=== INPUT ===
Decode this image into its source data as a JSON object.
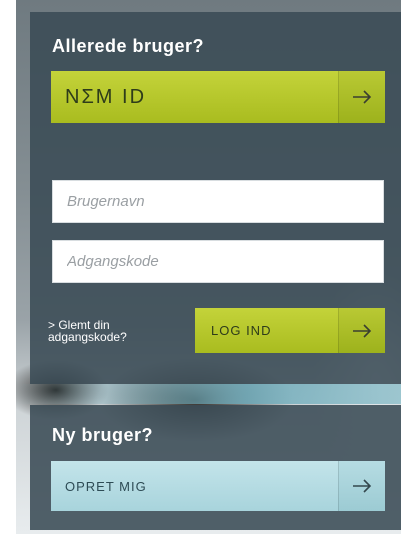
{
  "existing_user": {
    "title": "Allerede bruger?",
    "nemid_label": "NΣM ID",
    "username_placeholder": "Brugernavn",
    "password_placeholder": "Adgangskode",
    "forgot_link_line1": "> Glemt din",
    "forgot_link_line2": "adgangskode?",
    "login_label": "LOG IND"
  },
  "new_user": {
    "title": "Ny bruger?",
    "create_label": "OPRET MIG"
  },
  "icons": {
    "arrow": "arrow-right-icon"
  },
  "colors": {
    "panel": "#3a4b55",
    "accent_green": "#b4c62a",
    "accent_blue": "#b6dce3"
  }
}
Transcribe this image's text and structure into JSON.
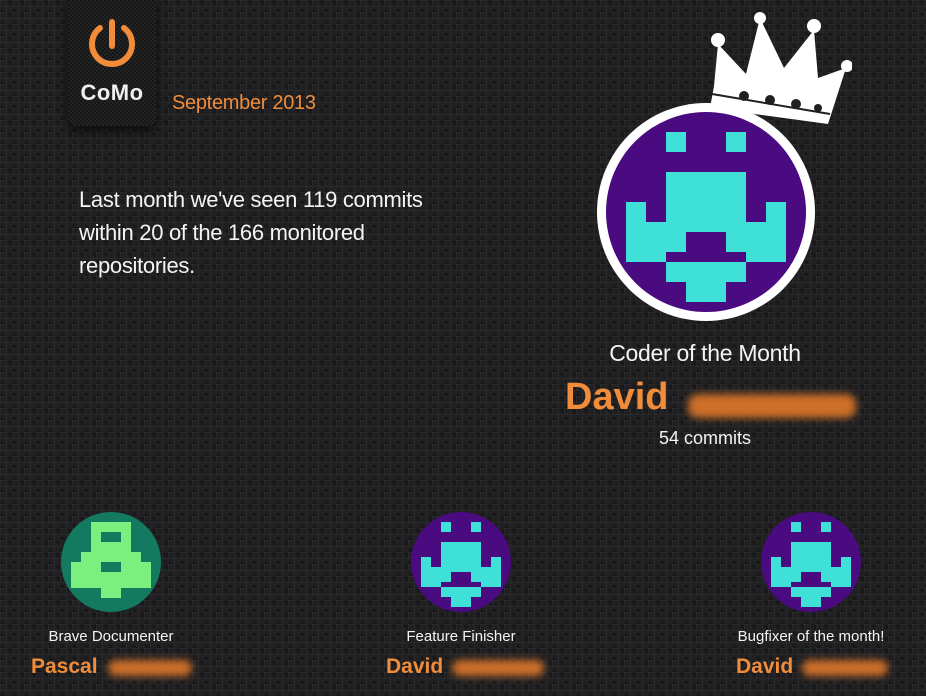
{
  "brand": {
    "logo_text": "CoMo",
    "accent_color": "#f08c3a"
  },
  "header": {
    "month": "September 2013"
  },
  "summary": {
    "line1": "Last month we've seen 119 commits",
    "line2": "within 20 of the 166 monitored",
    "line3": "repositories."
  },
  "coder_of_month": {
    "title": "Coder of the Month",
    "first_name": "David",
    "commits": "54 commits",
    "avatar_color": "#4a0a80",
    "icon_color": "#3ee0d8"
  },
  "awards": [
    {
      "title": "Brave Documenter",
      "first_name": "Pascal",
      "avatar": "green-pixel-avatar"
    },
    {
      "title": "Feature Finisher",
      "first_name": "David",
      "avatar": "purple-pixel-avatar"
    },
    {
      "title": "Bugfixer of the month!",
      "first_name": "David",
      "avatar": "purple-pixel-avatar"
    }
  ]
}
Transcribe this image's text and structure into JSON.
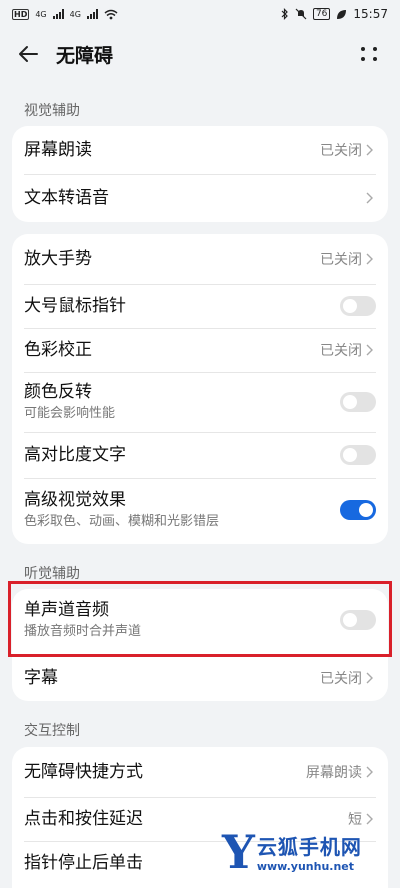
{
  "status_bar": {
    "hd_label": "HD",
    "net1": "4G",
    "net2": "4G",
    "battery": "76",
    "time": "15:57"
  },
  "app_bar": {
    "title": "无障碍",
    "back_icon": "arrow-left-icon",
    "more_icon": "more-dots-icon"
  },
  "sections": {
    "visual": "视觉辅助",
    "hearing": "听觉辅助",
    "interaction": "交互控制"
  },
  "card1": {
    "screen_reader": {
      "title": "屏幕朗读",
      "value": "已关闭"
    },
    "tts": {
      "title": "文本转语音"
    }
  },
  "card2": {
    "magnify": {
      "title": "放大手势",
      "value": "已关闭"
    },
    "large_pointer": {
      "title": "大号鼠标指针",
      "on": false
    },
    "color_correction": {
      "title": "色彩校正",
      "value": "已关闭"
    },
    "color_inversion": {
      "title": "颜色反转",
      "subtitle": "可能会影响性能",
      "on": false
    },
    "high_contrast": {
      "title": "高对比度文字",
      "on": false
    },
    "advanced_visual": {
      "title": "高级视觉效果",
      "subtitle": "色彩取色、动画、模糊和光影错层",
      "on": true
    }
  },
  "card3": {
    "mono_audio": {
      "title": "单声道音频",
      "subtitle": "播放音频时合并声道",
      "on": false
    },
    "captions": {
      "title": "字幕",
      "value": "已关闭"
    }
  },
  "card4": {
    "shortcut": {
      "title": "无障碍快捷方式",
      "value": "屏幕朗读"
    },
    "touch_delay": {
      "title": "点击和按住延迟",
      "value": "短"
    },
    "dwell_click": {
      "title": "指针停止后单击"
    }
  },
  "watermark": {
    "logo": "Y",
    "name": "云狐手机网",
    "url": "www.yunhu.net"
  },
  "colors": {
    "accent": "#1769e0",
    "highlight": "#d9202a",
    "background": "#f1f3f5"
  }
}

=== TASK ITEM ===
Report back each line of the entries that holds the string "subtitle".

=== OUTPUT ===
      "subtitle": "可能会影响性能",
      "subtitle": "色彩取色、动画、模糊和光影错层",
      "subtitle": "播放音频时合并声道",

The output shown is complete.